[Work item]:
Set down each record below precisely, skipping the pictures.

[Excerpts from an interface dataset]
====================
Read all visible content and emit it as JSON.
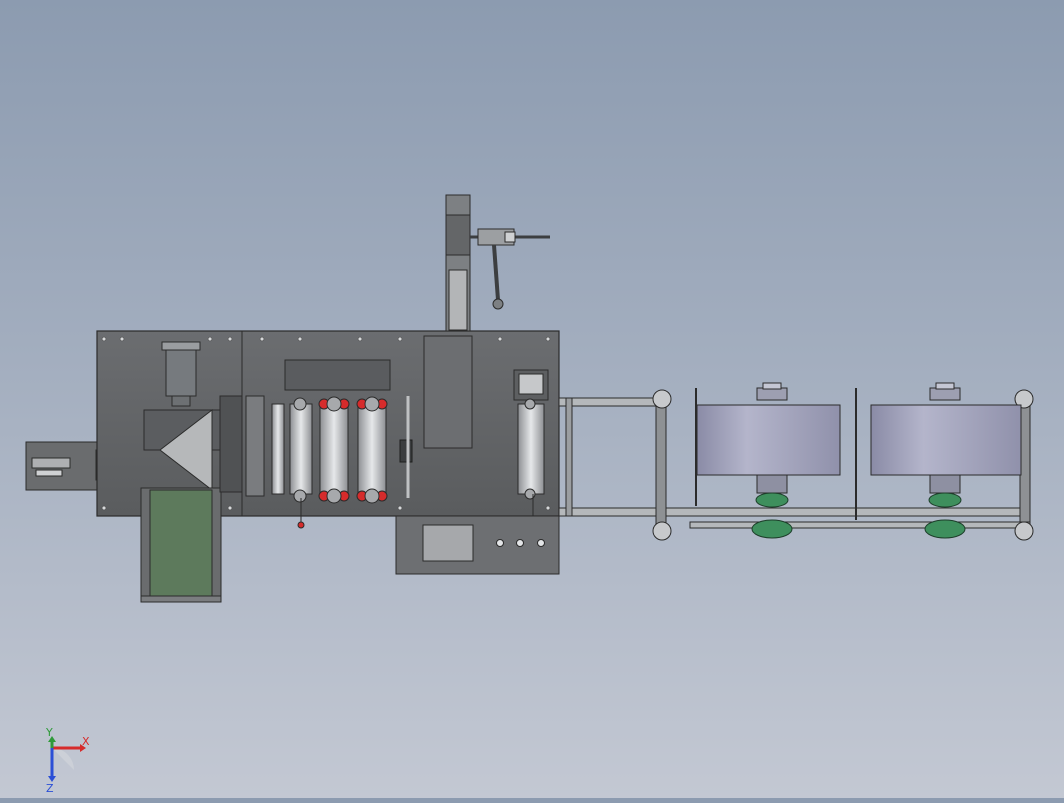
{
  "scene": {
    "background_top": "#8c9bb0",
    "background_bottom": "#c3c8d3",
    "frame_color": "#5e6163",
    "belt_color": "#5d7a5c",
    "drum_color": "#9fa0b8",
    "accent_red": "#d62b2b",
    "green_sprocket": "#3e8f5d"
  },
  "triad": {
    "x_label": "X",
    "y_label": "Y",
    "z_label": "Z",
    "x_color": "#d62b2b",
    "y_color": "#2f9a3a",
    "z_color": "#2b4fd6"
  },
  "components": [
    "infeed-platform",
    "main-frame",
    "conveyor-belt",
    "roller-assembly",
    "vertical-column",
    "control-panel",
    "outfeed-rail",
    "material-drum-left",
    "material-drum-right"
  ]
}
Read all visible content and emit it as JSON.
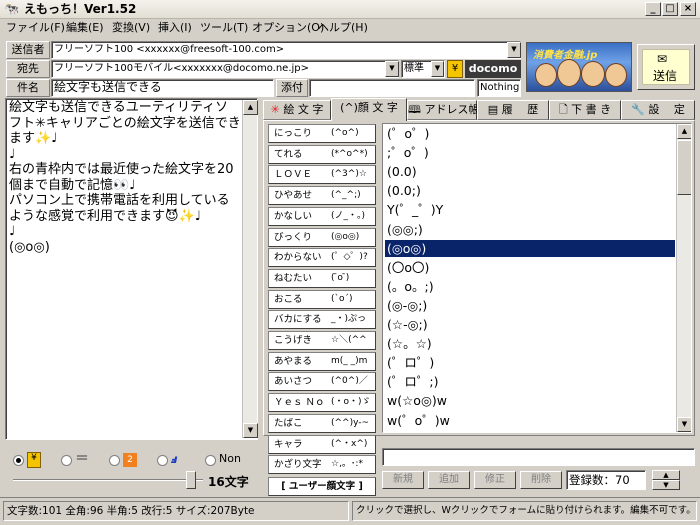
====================
[Result]:
Read all visible content and emit it as JSON.
{
  "scene": {
    "background_top": "#8c9bb0",
    "background_bottom": "#c3c8d3",
    "frame_color": "#5e6163",
    "belt_color": "#5d7a5c",
    "drum_color": "#9fa0b8",
    "accent_red": "#d62b2b",
    "green_sprocket": "#3e8f5d"
  },
  "triad": {
    "x_label": "X",
    "y_label": "Y",
    "z_label": "Z",
    "x_color": "#d62b2b",
    "y_color": "#2f9a3a",
    "z_color": "#2b4fd6"
  },
  "components": [
    "infeed-platform",
    "main-frame",
    "conveyor-belt",
    "roller-assembly",
    "vertical-column",
    "control-panel",
    "outfeed-rail",
    "material-drum-left",
    "material-drum-right"
  ]
}
Read all visible content and emit it as JSON.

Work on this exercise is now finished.